Once I devoured the botanebi, I made a beeline for the salmon.
Lightly seared (exactly how I love my salmon) a tiny dollop of cream cheese are found on top of each piece, which sat on drops of bonito stock. The slight sweetness and creaminess from the cheese and the umami of the stock did well to elevate the flavour of the salmon.
The Saba was dressed simply in vinaigrette, exact recipe unknown but tasty nonetheless.
This was the most strongly flavoured of them all, tuna tossed with Korean sauce and sesame oil. I didn’t mind though, for to me it is an unconventional way of serving raw tuna and I’m always game to challenge my palate with something different.
The aoyagi clam was last.
Never a fan of clams I popped these into my mouth without expectations and was pleasantly surprised with its texture; not rubbery but with a nice crunch to bite instead and mild flavoured with its simple dressing of tomato and ginger.
I love both the prawn and sashimi platter for these offers dainty bites for tasting which played with the palate as we progressed from course to course.
Stuffed, we took a walk around the restaurant to see the chefs in action.
This fridge you see below is specially commissioned for sashimi and sushi; said to be superior in preserving the freshness of seafood by maintaining the exact ideal temperature, compared to an ordinary sushi chiller.
The Akita Wagyu Steak was next, named after a similarly known prefecture of Japan, and rumoured to rival the Kobe of Japan.
It has almost 50% marbling of fat versus meat, resulting in each chew releasing decadent beefy juices that makes you close your eyes and give a silly grin.
Truthfully, I could only enjoy about 100 grams of this at any one time as it gets overwhelmingly rich after the initial bites.
The steak was served undressed, with black and white salt at the side as flavour enhancers if necessary.
A steamed dish of Alfonsino with Japanese Yam in stock was next. This was clean tasting after the robust flavours of the Akita Wagyu earlier.
For sushi, the rice is as crucial as the topping.
Here, each sushi had loosely packed, nicely vinegared rice. Mine came with kampachi (amberjack), hotate (scallop), uni (sea urchin), Otoro (tuna belly), all fresh and beyond reproach in both taste and texture.
My partner’s vegetarian set was impressive as well, with garlic chives, pickled radish, avocado, Japanese yam with radish and cucumber.
Who said being vegan is boring?

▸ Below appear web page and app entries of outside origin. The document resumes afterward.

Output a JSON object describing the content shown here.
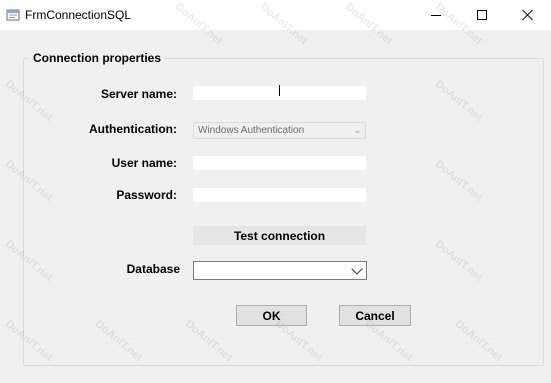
{
  "window": {
    "title": "FrmConnectionSQL"
  },
  "group": {
    "title": "Connection properties"
  },
  "form": {
    "server_label": "Server name:",
    "server_value": "",
    "auth_label": "Authentication:",
    "auth_value": "Windows Authentication",
    "user_label": "User name:",
    "user_value": "",
    "password_label": "Password:",
    "password_value": "",
    "test_button": "Test connection",
    "database_label": "Database",
    "database_value": ""
  },
  "buttons": {
    "ok": "OK",
    "cancel": "Cancel"
  },
  "icons": {
    "app": "form-icon",
    "minimize": "minimize-icon",
    "maximize": "maximize-icon",
    "close": "close-icon",
    "auth_dropdown": "chevron-down-icon",
    "db_dropdown": "chevron-down-icon"
  },
  "watermark": {
    "text": "DoAnIT.net"
  }
}
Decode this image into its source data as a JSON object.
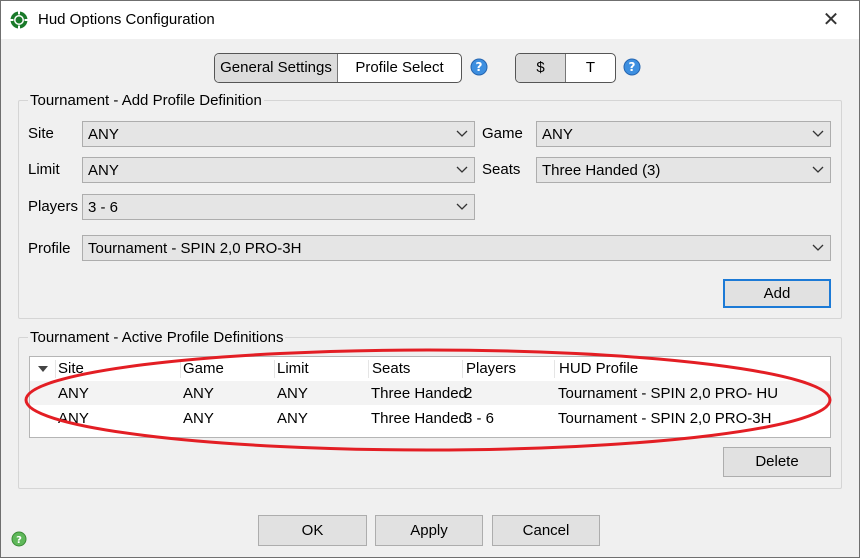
{
  "window": {
    "title": "Hud Options Configuration",
    "close_label": "✕"
  },
  "tabs": {
    "general": "General Settings",
    "profile": "Profile Select"
  },
  "toggle": {
    "dollar": "$",
    "t": "T"
  },
  "add_group": {
    "title": "Tournament - Add Profile Definition",
    "site_label": "Site",
    "site_value": "ANY",
    "game_label": "Game",
    "game_value": "ANY",
    "limit_label": "Limit",
    "limit_value": "ANY",
    "seats_label": "Seats",
    "seats_value": "Three Handed (3)",
    "players_label": "Players",
    "players_value": "3 - 6",
    "profile_label": "Profile",
    "profile_value": "Tournament - SPIN 2,0 PRO-3H",
    "add_button": "Add"
  },
  "active_group": {
    "title": "Tournament - Active Profile Definitions",
    "columns": [
      "Site",
      "Game",
      "Limit",
      "Seats",
      "Players",
      "HUD Profile"
    ],
    "rows": [
      [
        "ANY",
        "ANY",
        "ANY",
        "Three Handed",
        "2",
        "Tournament - SPIN 2,0 PRO- HU"
      ],
      [
        "ANY",
        "ANY",
        "ANY",
        "Three Handed",
        "3 - 6",
        "Tournament - SPIN 2,0 PRO-3H"
      ]
    ],
    "delete_button": "Delete"
  },
  "footer": {
    "ok": "OK",
    "apply": "Apply",
    "cancel": "Cancel"
  },
  "colors": {
    "annotation_ellipse": "#e31e24",
    "default_button_border": "#1c7ad6",
    "help_icon": "#3d8fe0",
    "app_icon": "#1a7a2a"
  },
  "icons": [
    "poker-chip-icon",
    "close-icon",
    "help-icon",
    "chevron-down-icon",
    "sort-arrow-icon",
    "status-icon"
  ]
}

Dessert: Coconut Bavarois with Pineapple Jelly in Pina Colada style.
Hanaya at Grand Millennium Hotel, KL
Grand Millennium Hotel, Jalan Bukit Bintang, Bukit Bintang
Kuala Lumpur, Malaysia
Daily: 11:30am – 3:00pm, 6:00pm – 11:00pm